Court of Protection/Lasting Powers of Attorney
Our Court of Protection/Lasting Powers of Attorney/Care Home Fees team provides specialist advice and help to people who wish to plan ahead and arrange what they would like to happen should they, one day, be unable to make decisions for themselves.
Our team also provides advice about care home fees, providing practicable help and guidance so that costly mistakes are avoided.
A Lasting Power of Attorney is a legally binding document which allows an individual who has capacity and are over the age of 18 to appoint another person to make decisions on their behalf, should they be unable to do so at some point in the future.
If no Lasting Power of Attorney is in place, then it may be necessary to apply to the Court of Protection for a Deputyship application.
Recent work in this area includes:
- Completion of Lasting Power of Attorneys for a couple to include property and affairs and health and welfare.
- Court of Protection application for a Deputyship Order.
Lasting Powers of Attorney
A Lasting Power of Attorney is an entirely different document from a Will. A Will deals with your affairs after you die, whereas a Lasting Power of Attorney or LPA can only be used whilst you are living. A Lasting Power of Attorney allows you to appoint someone to make decisions for you if you cannot make them yourself. A Lasting Power of Attorney does not just make your wishes known, it empowers somebody you trust to make decisions and to act on your behalf based on those wishes if you are no longer able or do not want to. Therefore a Lasting Power of Attorney can prove invaluable in times of long term ill health or following an accident.
There are two types of Lasting Power of Attorney, one known as property and financial affairs and one known as personal welfare Lasting Power of Attorney. The Lasting Power of Attorney for property and financial affairs gives your attorney authority to deal with buying and selling your property, your bills, your bank accounts and your investments. This can be used whilst someone is still capable but physically is unable to deal with their finances and therefore has chosen to delegate to their attorney.
A personal welfare Lasting Power of Attorney covers decisions about health and care and even deciding where someone is to live but can only be used if someone is incapable of dealing with such matters themselves. This Lasting Power of Attorney also gives your attorney the right to accept or deny life sustaining treatment.
If you do not have a Lasting Power of Attorney and you become mentally incapable or are unable to look after your affairs due to physical heath, your relatives may face long delays and expense in order to look after your finances or make decisions about your health and medical treatment. Therefore putting a Lasting Power of Attorney in place now, while you still can and have the capacity to do so, puts you firmly in control of your affairs. You decide who are to be your attorneys, how much authority you want to give to them and whether you want to impose any restrictions on that authority.
By completing a Lasting Power of Attorney you are taking control of your affairs and not leaving it to chance.
Court of Protection

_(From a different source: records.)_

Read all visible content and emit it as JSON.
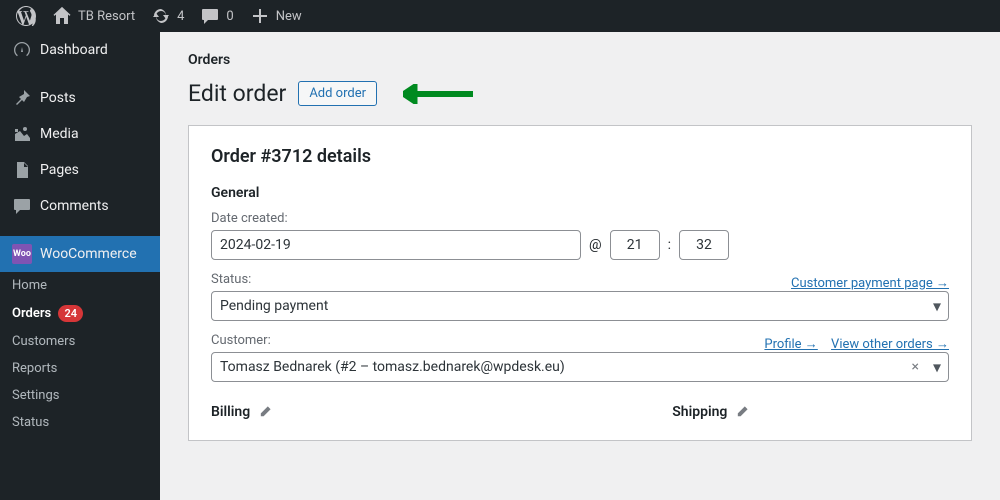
{
  "topbar": {
    "site_name": "TB Resort",
    "updates_count": "4",
    "comments_count": "0",
    "new_label": "New"
  },
  "sidebar": {
    "dashboard": "Dashboard",
    "posts": "Posts",
    "media": "Media",
    "pages": "Pages",
    "comments": "Comments",
    "woocommerce": "WooCommerce",
    "sub": {
      "home": "Home",
      "orders": "Orders",
      "orders_badge": "24",
      "customers": "Customers",
      "reports": "Reports",
      "settings": "Settings",
      "status": "Status"
    }
  },
  "breadcrumb": "Orders",
  "page": {
    "title": "Edit order",
    "add_order": "Add order"
  },
  "order": {
    "heading": "Order #3712 details",
    "general_label": "General",
    "date_label": "Date created:",
    "date_value": "2024-02-19",
    "at_symbol": "@",
    "hour": "21",
    "minute": "32",
    "status_label": "Status:",
    "status_value": "Pending payment",
    "customer_payment_link": "Customer payment page →",
    "customer_label": "Customer:",
    "profile_link": "Profile →",
    "view_orders_link": "View other orders →",
    "customer_value": "Tomasz Bednarek (#2 – tomasz.bednarek@wpdesk.eu)",
    "billing_label": "Billing",
    "shipping_label": "Shipping"
  }
}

In circumstances where someone does not have a Lasting Power of Attorney or an Enduring Power of Attorney and no longer has the mental capacity required to make important decisions regarding their finances or welfare, loved ones and family members have to apply to the Court of Protection for help. The Court of Protection is the judicial body responsible for making decisions relating to the management of finances and other affairs of those individuals who lack the mental capacity to do so themselves.
The Court of Protection can appoint a family member or a loved one as a deputy to look after an individual’s finances and make decisions about their welfare should they be unable to do so themselves. We can apply to the Court of Protection for a Deputyship Order, we can advise deputy’s about their on going administration work as a deputy and advise about Statutory Wills.
Please contact us should you wish to discuss Court of Protection issues further.